Publication TypeJournal Article
Year of Publication2013
AuthorsTudor-Locke, C, Schuna, Jr, JM, Barreira, TV, Mire, EF, Broyles, ST, Katzmarzyk, PT, Johnson, WD
JournalThe journals of gerontology. Series A, Biological sciences and medical sciences
Date Published08/2013

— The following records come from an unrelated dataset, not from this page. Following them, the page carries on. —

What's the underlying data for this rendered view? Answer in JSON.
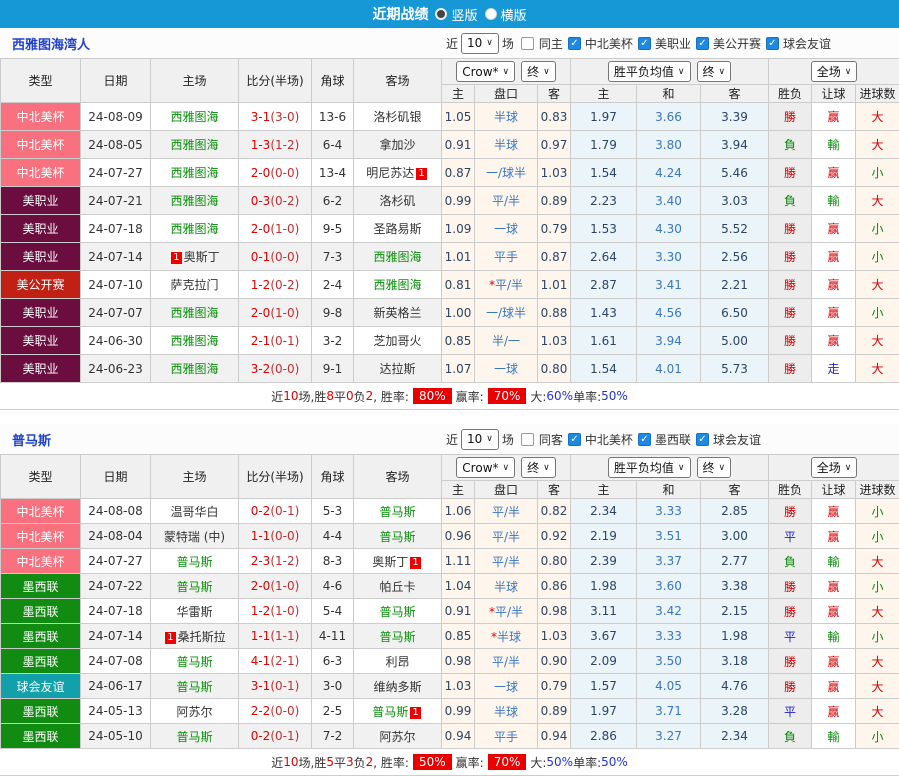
{
  "title_bar": {
    "title": "近期战绩",
    "vertical": "竖版",
    "horizontal": "横版"
  },
  "header": {
    "main": [
      "类型",
      "日期",
      "主场",
      "比分(半场)",
      "角球",
      "客场"
    ],
    "crow_select": "Crow*",
    "final_select": "终",
    "avg_select": "胜平负均值",
    "final_select2": "终",
    "full_select": "全场",
    "sub": [
      "主",
      "盘口",
      "客",
      "主",
      "和",
      "客",
      "胜负",
      "让球",
      "进球数"
    ]
  },
  "league_colors": {
    "中北美杯": "#F9707E",
    "美职业": "#6B0D3E",
    "美公开赛": "#C02114",
    "墨西联": "#118B11",
    "球会友谊": "#12A1AB"
  },
  "status_colors": {
    "win": "#D40000",
    "lose": "#0B8A0B",
    "draw": "#2222CC",
    "focus_team": "#089008",
    "score": "#E50000",
    "titlebar": "#1697D6",
    "checkbox": "#1E88E5"
  },
  "sections": [
    {
      "team": "西雅图海湾人",
      "controls": {
        "near": "近",
        "count": "10",
        "games": "场",
        "same": "同主",
        "leagues": [
          "中北美杯",
          "美职业",
          "美公开赛",
          "球会友谊"
        ]
      },
      "rows": [
        {
          "league": "中北美杯",
          "date": "24-08-09",
          "home": {
            "name": "西雅图海",
            "green": true
          },
          "score": "3-1",
          "half": "(3-0)",
          "corners": "13-6",
          "away": {
            "name": "洛杉矶银",
            "green": false
          },
          "crow": [
            "1.05",
            "半球",
            "0.83"
          ],
          "avg": [
            "1.97",
            "3.66",
            "3.39"
          ],
          "results": [
            [
              "勝",
              "w"
            ],
            [
              "赢",
              "w"
            ],
            [
              "大",
              "w"
            ]
          ]
        },
        {
          "league": "中北美杯",
          "date": "24-08-05",
          "home": {
            "name": "西雅图海",
            "green": true
          },
          "score": "1-3",
          "half": "(1-2)",
          "corners": "6-4",
          "away": {
            "name": "拿加沙",
            "green": false
          },
          "crow": [
            "0.91",
            "半球",
            "0.97"
          ],
          "avg": [
            "1.79",
            "3.80",
            "3.94"
          ],
          "results": [
            [
              "負",
              "l"
            ],
            [
              "輸",
              "l"
            ],
            [
              "大",
              "w"
            ]
          ]
        },
        {
          "league": "中北美杯",
          "date": "24-07-27",
          "home": {
            "name": "西雅图海",
            "green": true
          },
          "score": "2-0",
          "half": "(0-0)",
          "corners": "13-4",
          "away": {
            "name": "明尼苏达",
            "green": false,
            "badge": "after"
          },
          "crow": [
            "0.87",
            "一/球半",
            "1.03"
          ],
          "avg": [
            "1.54",
            "4.24",
            "5.46"
          ],
          "results": [
            [
              "勝",
              "w"
            ],
            [
              "赢",
              "w"
            ],
            [
              "小",
              "l"
            ]
          ]
        },
        {
          "league": "美职业",
          "date": "24-07-21",
          "home": {
            "name": "西雅图海",
            "green": true
          },
          "score": "0-3",
          "half": "(0-2)",
          "corners": "6-2",
          "away": {
            "name": "洛杉矶",
            "green": false
          },
          "crow": [
            "0.99",
            "平/半",
            "0.89"
          ],
          "avg": [
            "2.23",
            "3.40",
            "3.03"
          ],
          "results": [
            [
              "負",
              "l"
            ],
            [
              "輸",
              "l"
            ],
            [
              "大",
              "w"
            ]
          ]
        },
        {
          "league": "美职业",
          "date": "24-07-18",
          "home": {
            "name": "西雅图海",
            "green": true
          },
          "score": "2-0",
          "half": "(1-0)",
          "corners": "9-5",
          "away": {
            "name": "圣路易斯",
            "green": false
          },
          "crow": [
            "1.09",
            "一球",
            "0.79"
          ],
          "avg": [
            "1.53",
            "4.30",
            "5.52"
          ],
          "results": [
            [
              "勝",
              "w"
            ],
            [
              "赢",
              "w"
            ],
            [
              "小",
              "l"
            ]
          ]
        },
        {
          "league": "美职业",
          "date": "24-07-14",
          "home": {
            "name": "奥斯丁",
            "green": false,
            "badge": "before"
          },
          "score": "0-1",
          "half": "(0-0)",
          "corners": "7-3",
          "away": {
            "name": "西雅图海",
            "green": true
          },
          "crow": [
            "1.01",
            "平手",
            "0.87"
          ],
          "avg": [
            "2.64",
            "3.30",
            "2.56"
          ],
          "results": [
            [
              "勝",
              "w"
            ],
            [
              "赢",
              "w"
            ],
            [
              "小",
              "l"
            ]
          ]
        },
        {
          "league": "美公开赛",
          "date": "24-07-10",
          "home": {
            "name": "萨克拉门",
            "green": false
          },
          "score": "1-2",
          "half": "(0-2)",
          "corners": "2-4",
          "away": {
            "name": "西雅图海",
            "green": true
          },
          "crow": [
            "0.81",
            "*平/半",
            "1.01"
          ],
          "avg": [
            "2.87",
            "3.41",
            "2.21"
          ],
          "results": [
            [
              "勝",
              "w"
            ],
            [
              "赢",
              "w"
            ],
            [
              "大",
              "w"
            ]
          ]
        },
        {
          "league": "美职业",
          "date": "24-07-07",
          "home": {
            "name": "西雅图海",
            "green": true
          },
          "score": "2-0",
          "half": "(1-0)",
          "corners": "9-8",
          "away": {
            "name": "新英格兰",
            "green": false
          },
          "crow": [
            "1.00",
            "一/球半",
            "0.88"
          ],
          "avg": [
            "1.43",
            "4.56",
            "6.50"
          ],
          "results": [
            [
              "勝",
              "w"
            ],
            [
              "赢",
              "w"
            ],
            [
              "小",
              "l"
            ]
          ]
        },
        {
          "league": "美职业",
          "date": "24-06-30",
          "home": {
            "name": "西雅图海",
            "green": true
          },
          "score": "2-1",
          "half": "(0-1)",
          "corners": "3-2",
          "away": {
            "name": "芝加哥火",
            "green": false
          },
          "crow": [
            "0.85",
            "半/一",
            "1.03"
          ],
          "avg": [
            "1.61",
            "3.94",
            "5.00"
          ],
          "results": [
            [
              "勝",
              "w"
            ],
            [
              "赢",
              "w"
            ],
            [
              "大",
              "w"
            ]
          ]
        },
        {
          "league": "美职业",
          "date": "24-06-23",
          "home": {
            "name": "西雅图海",
            "green": true
          },
          "score": "3-2",
          "half": "(0-0)",
          "corners": "9-1",
          "away": {
            "name": "达拉斯",
            "green": false
          },
          "crow": [
            "1.07",
            "一球",
            "0.80"
          ],
          "avg": [
            "1.54",
            "4.01",
            "5.73"
          ],
          "results": [
            [
              "勝",
              "w"
            ],
            [
              "走",
              "d"
            ],
            [
              "大",
              "w"
            ]
          ]
        }
      ],
      "footer": [
        [
          "近",
          "p"
        ],
        [
          "10",
          "n"
        ],
        [
          "场,胜",
          "p"
        ],
        [
          "8",
          "n"
        ],
        [
          "平",
          "p"
        ],
        [
          "0",
          "n"
        ],
        [
          "负",
          "p"
        ],
        [
          "2",
          "n"
        ],
        [
          ", 胜率:",
          "p"
        ],
        [
          "80%",
          "b"
        ],
        [
          "赢率:",
          "p"
        ],
        [
          "70%",
          "b"
        ],
        [
          "大:",
          "p"
        ],
        [
          "60%",
          "u"
        ],
        [
          " 单率:",
          "p"
        ],
        [
          "50%",
          "u"
        ]
      ]
    },
    {
      "team": "普马斯",
      "controls": {
        "near": "近",
        "count": "10",
        "games": "场",
        "same": "同客",
        "leagues": [
          "中北美杯",
          "墨西联",
          "球会友谊"
        ]
      },
      "rows": [
        {
          "league": "中北美杯",
          "date": "24-08-08",
          "home": {
            "name": "温哥华白",
            "green": false
          },
          "score": "0-2",
          "half": "(0-1)",
          "corners": "5-3",
          "away": {
            "name": "普马斯",
            "green": true
          },
          "crow": [
            "1.06",
            "平/半",
            "0.82"
          ],
          "avg": [
            "2.34",
            "3.33",
            "2.85"
          ],
          "results": [
            [
              "勝",
              "w"
            ],
            [
              "赢",
              "w"
            ],
            [
              "小",
              "l"
            ]
          ]
        },
        {
          "league": "中北美杯",
          "date": "24-08-04",
          "home": {
            "name": "蒙特瑞 (中)",
            "green": false
          },
          "score": "1-1",
          "half": "(0-0)",
          "corners": "4-4",
          "away": {
            "name": "普马斯",
            "green": true
          },
          "crow": [
            "0.96",
            "平/半",
            "0.92"
          ],
          "avg": [
            "2.19",
            "3.51",
            "3.00"
          ],
          "results": [
            [
              "平",
              "d"
            ],
            [
              "赢",
              "w"
            ],
            [
              "小",
              "l"
            ]
          ]
        },
        {
          "league": "中北美杯",
          "date": "24-07-27",
          "home": {
            "name": "普马斯",
            "green": true
          },
          "score": "2-3",
          "half": "(1-2)",
          "corners": "8-3",
          "away": {
            "name": "奥斯丁",
            "green": false,
            "badge": "after"
          },
          "crow": [
            "1.11",
            "平/半",
            "0.80"
          ],
          "avg": [
            "2.39",
            "3.37",
            "2.77"
          ],
          "results": [
            [
              "負",
              "l"
            ],
            [
              "輸",
              "l"
            ],
            [
              "大",
              "w"
            ]
          ]
        },
        {
          "league": "墨西联",
          "date": "24-07-22",
          "home": {
            "name": "普马斯",
            "green": true
          },
          "score": "2-0",
          "half": "(1-0)",
          "corners": "4-6",
          "away": {
            "name": "帕丘卡",
            "green": false
          },
          "crow": [
            "1.04",
            "半球",
            "0.86"
          ],
          "avg": [
            "1.98",
            "3.60",
            "3.38"
          ],
          "results": [
            [
              "勝",
              "w"
            ],
            [
              "赢",
              "w"
            ],
            [
              "小",
              "l"
            ]
          ]
        },
        {
          "league": "墨西联",
          "date": "24-07-18",
          "home": {
            "name": "华雷斯",
            "green": false
          },
          "score": "1-2",
          "half": "(1-0)",
          "corners": "5-4",
          "away": {
            "name": "普马斯",
            "green": true
          },
          "crow": [
            "0.91",
            "*平/半",
            "0.98"
          ],
          "avg": [
            "3.11",
            "3.42",
            "2.15"
          ],
          "results": [
            [
              "勝",
              "w"
            ],
            [
              "赢",
              "w"
            ],
            [
              "大",
              "w"
            ]
          ]
        },
        {
          "league": "墨西联",
          "date": "24-07-14",
          "home": {
            "name": "桑托斯拉",
            "green": false,
            "badge": "before"
          },
          "score": "1-1",
          "half": "(1-1)",
          "corners": "4-11",
          "away": {
            "name": "普马斯",
            "green": true
          },
          "crow": [
            "0.85",
            "*半球",
            "1.03"
          ],
          "avg": [
            "3.67",
            "3.33",
            "1.98"
          ],
          "results": [
            [
              "平",
              "d"
            ],
            [
              "輸",
              "l"
            ],
            [
              "小",
              "l"
            ]
          ]
        },
        {
          "league": "墨西联",
          "date": "24-07-08",
          "home": {
            "name": "普马斯",
            "green": true
          },
          "score": "4-1",
          "half": "(2-1)",
          "corners": "6-3",
          "away": {
            "name": "利昂",
            "green": false
          },
          "crow": [
            "0.98",
            "平/半",
            "0.90"
          ],
          "avg": [
            "2.09",
            "3.50",
            "3.18"
          ],
          "results": [
            [
              "勝",
              "w"
            ],
            [
              "赢",
              "w"
            ],
            [
              "大",
              "w"
            ]
          ]
        },
        {
          "league": "球会友谊",
          "date": "24-06-17",
          "home": {
            "name": "普马斯",
            "green": true
          },
          "score": "3-1",
          "half": "(0-1)",
          "corners": "3-0",
          "away": {
            "name": "维纳多斯",
            "green": false
          },
          "crow": [
            "1.03",
            "一球",
            "0.79"
          ],
          "avg": [
            "1.57",
            "4.05",
            "4.76"
          ],
          "results": [
            [
              "勝",
              "w"
            ],
            [
              "赢",
              "w"
            ],
            [
              "大",
              "w"
            ]
          ]
        },
        {
          "league": "墨西联",
          "date": "24-05-13",
          "home": {
            "name": "阿苏尔",
            "green": false
          },
          "score": "2-2",
          "half": "(0-0)",
          "corners": "2-5",
          "away": {
            "name": "普马斯",
            "green": true,
            "badge": "after"
          },
          "crow": [
            "0.99",
            "半球",
            "0.89"
          ],
          "avg": [
            "1.97",
            "3.71",
            "3.28"
          ],
          "results": [
            [
              "平",
              "d"
            ],
            [
              "赢",
              "w"
            ],
            [
              "大",
              "w"
            ]
          ]
        },
        {
          "league": "墨西联",
          "date": "24-05-10",
          "home": {
            "name": "普马斯",
            "green": true
          },
          "score": "0-2",
          "half": "(0-1)",
          "corners": "7-2",
          "away": {
            "name": "阿苏尔",
            "green": false
          },
          "crow": [
            "0.94",
            "平手",
            "0.94"
          ],
          "avg": [
            "2.86",
            "3.27",
            "2.34"
          ],
          "results": [
            [
              "負",
              "l"
            ],
            [
              "輸",
              "l"
            ],
            [
              "小",
              "l"
            ]
          ]
        }
      ],
      "footer": [
        [
          "近",
          "p"
        ],
        [
          "10",
          "n"
        ],
        [
          "场,胜",
          "p"
        ],
        [
          "5",
          "n"
        ],
        [
          "平",
          "p"
        ],
        [
          "3",
          "n"
        ],
        [
          "负",
          "p"
        ],
        [
          "2",
          "n"
        ],
        [
          ", 胜率:",
          "p"
        ],
        [
          "50%",
          "b"
        ],
        [
          "赢率:",
          "p"
        ],
        [
          "70%",
          "b"
        ],
        [
          "大:",
          "p"
        ],
        [
          "50%",
          "u"
        ],
        [
          " 单率:",
          "p"
        ],
        [
          "50%",
          "u"
        ]
      ]
    }
  ]
}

BACKGROUND: Pedometers are more likely than accelerometers to be used in walking interventions and other applications, including wide spread adoption by lay people. The purpose of this article is to provide older adults' sex-and-age-specific normative values for accelerometer-determined steps/day, adjusted to a pedometer-based scale. METHODS: The data source was accelerometer data collected over multiple valid days (defined as ≥ 10 h/day; mean 5.8 ± SE 0.1 valid days) from 1,196 60+ year olds participating in the 2005-2006 National Health and Nutrition Examination Survey. Accelerometer data were adjusted to a pedometer scale using an established process of censoring steps counted during those minutes where activity counts totaled <500. Quintile-defined categories of adjusted steps/day (lowest, below average, average, above average, and highest) for six age groups (60-64, 65-69, 70-74, 75-79, 80-84, and 85+ years) were computed for the entire sample and separately for each sex. LMSChartmakerPro was used to create smoothed percentile curves corresponding to the 5th, 25th, 50th, 75th, and 95th percentiles. RESULTS: Men aged 65-69 years defined the highest single category (>9,126 steps/day) and women aged 85+ years of age defined the lowest single category (<276 steps/day). In general, steps/day tended to decrease within each quintile-defined category as age increased. Similar patterns were apparent in the more detailed LMSChartmakerPro percentiles. CONCLUSIONS: These data represent the first presentation of a detailed population distribution of normative accelerometer-determined steps/day adjusted to pedometer scaling, an instrument more likely to be used in clinical and public health applications.